every visitor learns

Every visitor learns – that’s the vision behind our Planet Improvement Center, a place that combines a building materials thrift store and conservation learning center. The first of its kind in Oregon. As you tour our facility, you’ll see where the wheels of our mission meet the road.

throughout the center you’ll see

  • Heavily remodeled and repurposed buildings
  • High efficiency lighting, lighting sensors and controls, and skylights
  • 12 kw Photovoltaic system
  • Above code insulation
  • Reused building materials incorporated throughout including doors, windows, trim, siding, telephone poles, and furnishings
  • Sustainably harvested bamboo boardwalk
  • Administration building: Roof tipped for passive solar access, thermal glass panes, hydronic heating system, concrete floor containing fly ash
  • New construction: Recycled steel frame bolted buildings, designed to be deconstructed or recycled again at end of life
  • Bioswales filtering stormwater runoff and mitigating impacts of pollution and warm water on nearby Willamette River

garden of earthly delights

Our demonstration garden opens the door to endless possibilities for reusing materials found in our store and is our primary outdoor learning and gathering space. Nearly every plant is edible, including unusual varieties adapted to our region.
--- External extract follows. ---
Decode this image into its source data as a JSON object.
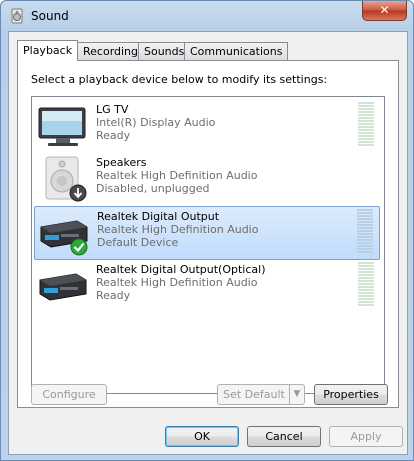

Accredited by the Oregon Tilth Organic Land Care Program, the site is managed without herbicides or pesticides.

Highlights:
• Unusual and edible native plants
• organic land care
• creative reuse – upcycled greenhouse, historic bridge rails, Chapel of Second Chances, DRAGO-19, toilet tank lid bench, and more!
• rainwater harvesting
• composting demonstration area

land acknowledgement

BRING is located on the traditional indigenous homeland of the Kalapuya. Following treaties between 1851 and 1855, the Kalapuya were dispossessed of their indigenous homeland by the United States government and forcibly removed to the Coast Reservation in Western Oregon. Today, descendants are citizens of the Confederated Tribes of Grand Ronde Community of Oregon and the Confederated Tribes of Siletz Indians of Oregon, and continue to make important contributions in their communities and across the land we now refer to as Oregon. The land we are on is Indigenous land taken by settlers and governments in an ongoing process understood as settler colonialism. We recognize that settler colonialism involves stealing resources and uprooting Indigenous peoples.